The Bollinger B2 chassis cab is available in rear-wheel drive, dual rear-wheel-drive and all-wheel-drive variants. The rear-wheel-drive and dual rear-wheel-drive models have a maximum payload of 7,500 lbs, while the AWD model has a payload of 5,000 lbs. All versions have an estimated range of 200+ miles a maximum torque output of 850 pound-feet.
Bollinger chassis cab trucks come “upfitter and aftermarket ready,” and can be used as the basis for municipal fleet trucks, bucket trucks, box delivery trucks, tow trucks and even military service vehicles. The company says the trucks offer a ten-year cost of ownership savings of $27,060 over a comparable ICE chassis cab, factoring in a $12,400 battery replacement, annual electricity costs, maintenance and insurance. Pricing starts at $70,000 for the single rear-wheel-drive model and extends to $100,000 for the AWD model.
“Commercial fleets will be able to reduce their overall cost of operation while buying a truck designed, engineered, and built in the USA,” Bollinger says on its website. “The B2CC is an ideal option for municipalities, parks services, emergency response vehicles, airports, construction, landscaping, electricians, plumbers, security, non-tactical military, and more.”
The BrightDrop EV600 electric delivery van from General Motors will serve a similar purpose as the Bollinger B2 chassis cab, however it has more limited potential uses, as it has so far only been shown in a van body style. While it has yet to present an electric chassis cab truck, GM will likely be keeping a close eye on EVs like this as it prepares to release more battery-powered trucks and SUVs between now and 2025.
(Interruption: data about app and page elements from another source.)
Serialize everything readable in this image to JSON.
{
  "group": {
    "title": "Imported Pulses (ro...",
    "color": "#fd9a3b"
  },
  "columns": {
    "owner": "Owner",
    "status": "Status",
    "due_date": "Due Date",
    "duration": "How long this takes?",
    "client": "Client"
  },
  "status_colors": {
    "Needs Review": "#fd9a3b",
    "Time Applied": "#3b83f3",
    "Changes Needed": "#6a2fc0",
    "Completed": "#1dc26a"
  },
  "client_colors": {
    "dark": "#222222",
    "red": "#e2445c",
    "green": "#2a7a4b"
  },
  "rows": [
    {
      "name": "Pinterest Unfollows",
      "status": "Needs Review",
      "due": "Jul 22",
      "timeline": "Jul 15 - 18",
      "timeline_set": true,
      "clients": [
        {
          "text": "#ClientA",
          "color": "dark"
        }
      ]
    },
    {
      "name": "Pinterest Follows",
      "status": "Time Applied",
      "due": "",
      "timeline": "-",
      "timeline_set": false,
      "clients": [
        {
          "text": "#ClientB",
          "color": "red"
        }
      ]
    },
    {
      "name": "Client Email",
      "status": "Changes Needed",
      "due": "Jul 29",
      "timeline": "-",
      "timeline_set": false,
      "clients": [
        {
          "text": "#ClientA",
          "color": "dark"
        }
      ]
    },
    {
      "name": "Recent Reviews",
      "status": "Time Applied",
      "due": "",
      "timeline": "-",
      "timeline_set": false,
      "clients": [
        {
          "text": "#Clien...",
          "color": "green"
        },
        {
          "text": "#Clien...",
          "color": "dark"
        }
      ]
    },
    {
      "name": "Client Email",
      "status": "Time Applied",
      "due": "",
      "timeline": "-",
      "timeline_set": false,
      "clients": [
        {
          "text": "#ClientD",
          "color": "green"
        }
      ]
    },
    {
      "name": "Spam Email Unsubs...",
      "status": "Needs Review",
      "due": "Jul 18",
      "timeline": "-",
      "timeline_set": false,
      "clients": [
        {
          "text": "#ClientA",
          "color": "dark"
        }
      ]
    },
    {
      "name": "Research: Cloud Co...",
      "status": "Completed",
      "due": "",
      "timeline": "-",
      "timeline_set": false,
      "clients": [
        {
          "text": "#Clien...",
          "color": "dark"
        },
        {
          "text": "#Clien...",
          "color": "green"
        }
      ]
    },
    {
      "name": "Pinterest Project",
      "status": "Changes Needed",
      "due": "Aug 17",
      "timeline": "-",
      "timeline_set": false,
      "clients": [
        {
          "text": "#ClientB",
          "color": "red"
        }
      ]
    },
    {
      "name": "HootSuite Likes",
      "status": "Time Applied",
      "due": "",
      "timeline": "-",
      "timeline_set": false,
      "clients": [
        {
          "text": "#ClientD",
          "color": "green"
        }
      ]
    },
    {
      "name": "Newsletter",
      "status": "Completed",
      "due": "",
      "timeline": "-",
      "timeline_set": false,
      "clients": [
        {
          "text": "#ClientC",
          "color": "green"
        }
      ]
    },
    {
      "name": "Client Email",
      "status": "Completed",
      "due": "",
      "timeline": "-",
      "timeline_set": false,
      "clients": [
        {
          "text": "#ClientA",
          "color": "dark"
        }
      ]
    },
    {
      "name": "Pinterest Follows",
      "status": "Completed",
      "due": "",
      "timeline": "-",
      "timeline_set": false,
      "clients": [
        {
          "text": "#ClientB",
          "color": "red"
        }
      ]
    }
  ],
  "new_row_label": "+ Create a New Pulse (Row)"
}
Automakers will also be eager to introduce more battery-powered fleet vehicles as the Biden Administration begins to enact its plan to replace the entire federal vehicle fleet with EVs, a move that could cost upwards of $20 billion. The federal vehicle fleet currently consists of over 645,000 vehicles, just 3,215 of which are battery-powered.